Locke finishes the chapter by tracing the genesis of money. He notes that all useful goods—food, clothing, and so on—are generally of short life span. However, if one collects too many apples, one can then trade them for nuts with someone who has too many of those, and thus barter develops. Money fulfills the need for an imperishable valuation of worth, rooted in the property of labor.


Locke's premise in this section is quite simple: people have the right to appropriate goods by adding their labor to that good, thus making it their own. This right goes for all sorts of things, including land itself. This right is bounded by what one might call the law of subsistence—people do not have the right to take more than they can use. Money, backed by labor and the natural rights of people, becomes the basis for expansion beyond the subsistence level of property.

Once trade is established, it is logical for people to want some good of common value to trade for all goods—this need leads to money. The limitations that Locke places on property in the state of nature without money are as follows:

1) one must put one's labor into something to claim it;

2) one cannot take more than one can use (rule of subsistence); and

3) money subsumes both.

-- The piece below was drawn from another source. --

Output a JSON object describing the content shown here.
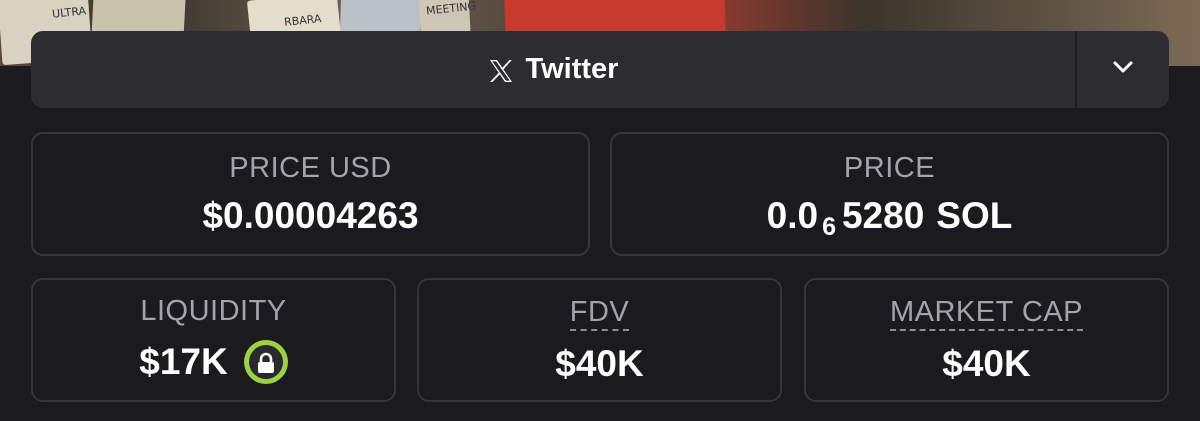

We have already seen how money transcends the rule of subsistence. It also transcends labor. For example, if I own a massive amount of land, and I pay people money to work the land, all the fruit on that land is still mine. I have mixed my labor with it, or rather, my labor translated into my property—I can then sell the fruit from that land for a profit, and I can own as I need, since I waste none of it. I then can sell all of my goods, my property, for money. Since everyone has agreed to the use of money, and everyone can benefit from trading with me, I violate no natural agreements by following this example. This process occurs in the state of nature, prior to any social agreement. In the next section, we will see that people enter into society to protect these unlimited rights of property, and any society or leadership that fails to protect these individual property rights becomes subject to overthrow.

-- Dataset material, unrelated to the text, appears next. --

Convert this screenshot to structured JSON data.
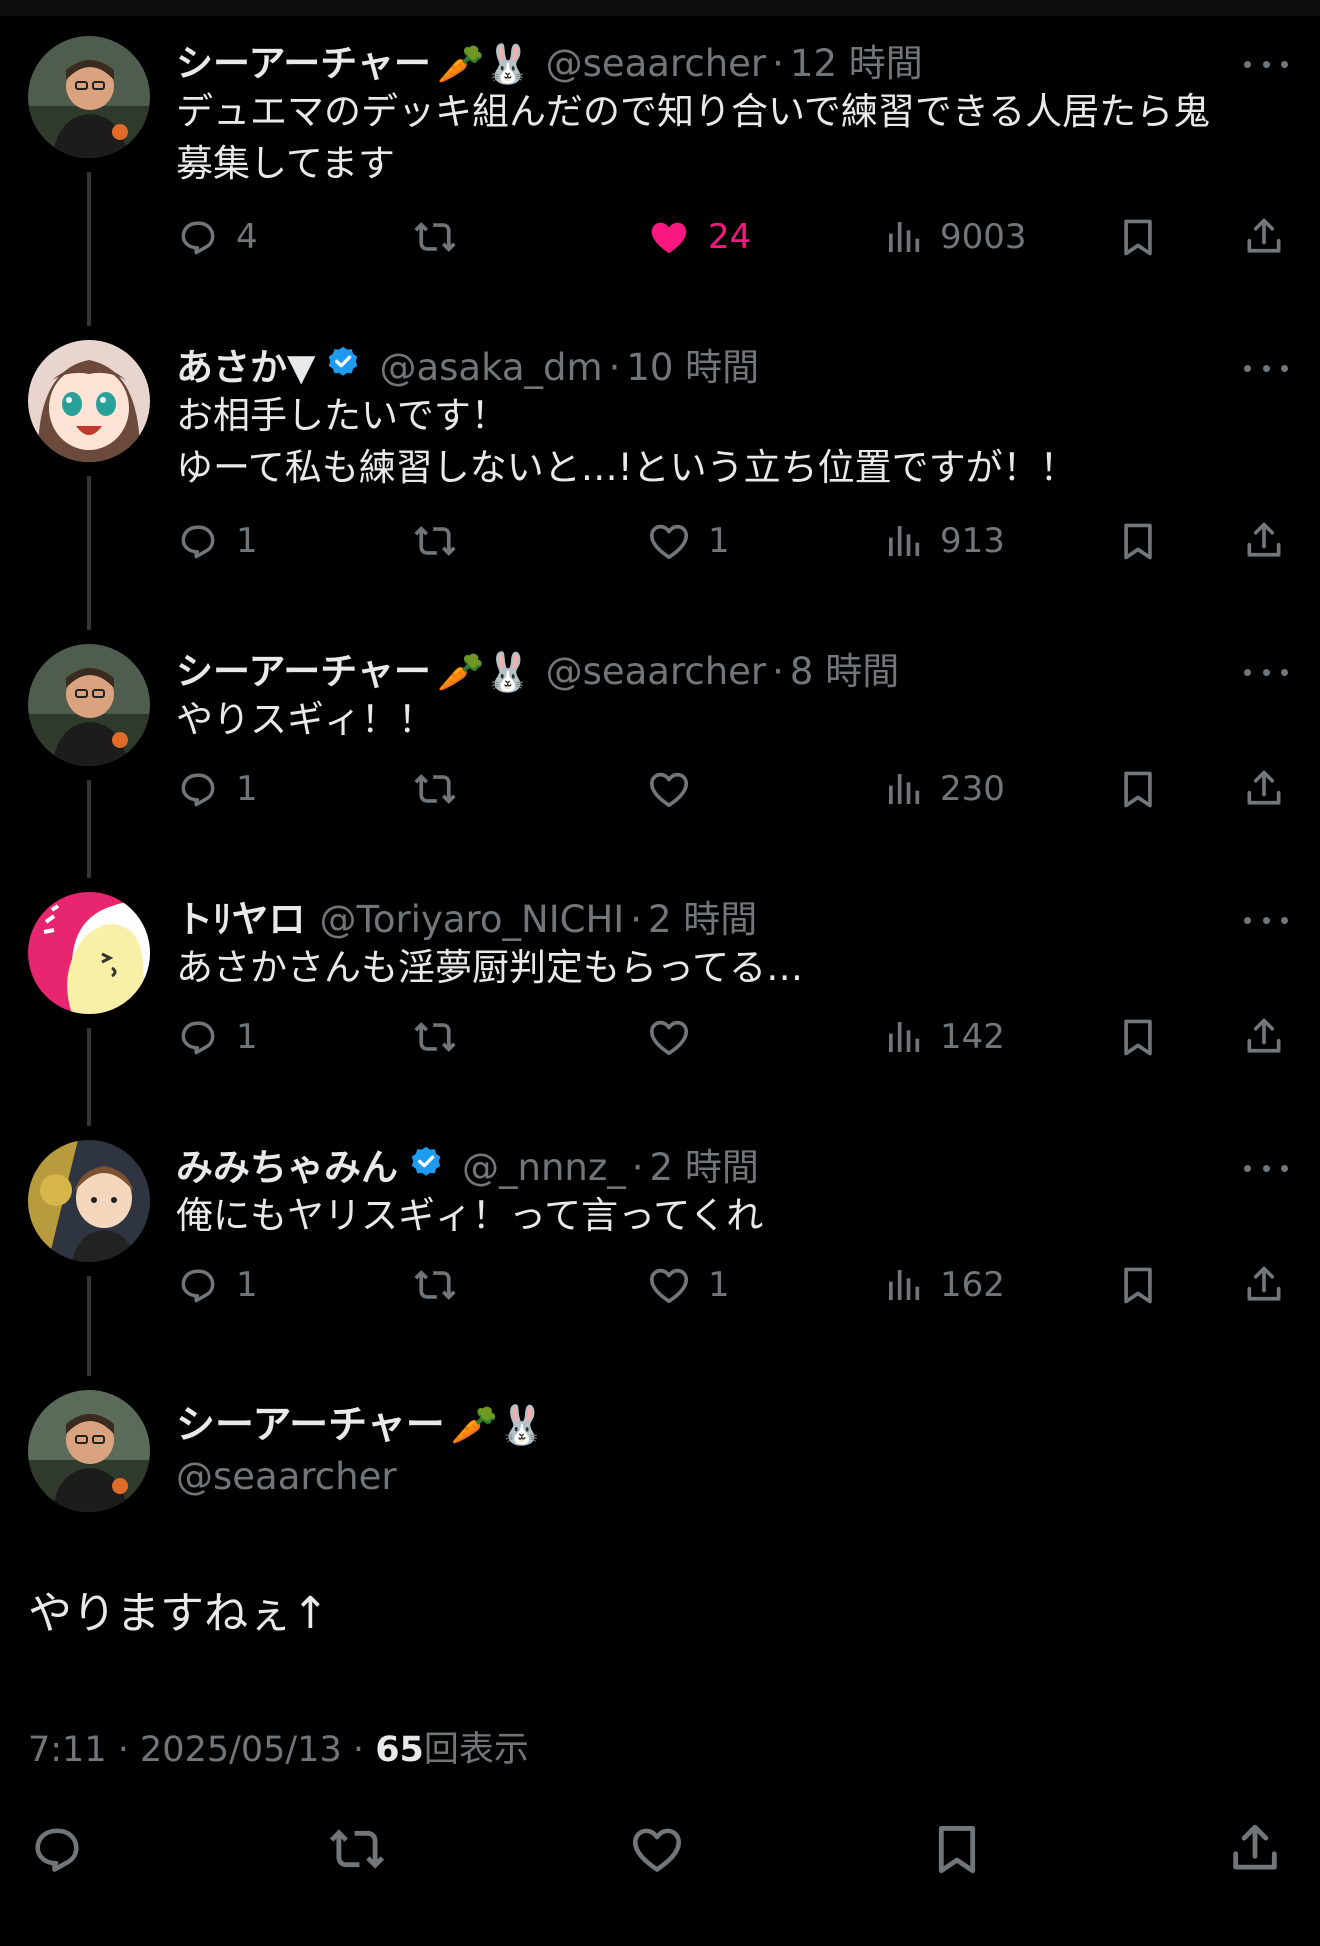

Locke repeats himself often in this section. He also refers to God frequently, which is somewhat uncommon for him. His arguments are similar, based in natural logic, and a very sensible progression of arguments, but he clothes them here in scripture.

A note about Locke and America. First of all, when he talks about America, he appears to mean South America as much as North America—Locke was writing only shortly after the period of Spanish world domination by its wealth of gold from the New World. Secondly, Locke's America is the ideal model of a world ripe with God's gifts but lacking human resources. He compares it unfavorably to England, noting that, despite all its natural gifts, it is less pleasant since less labor has been put into its development. Locke's historical context is illuminated in these sections, and becomes ironic in hindsight—he refers disparagingly to the same country that would go on to use his arguments to fight and win independence from England.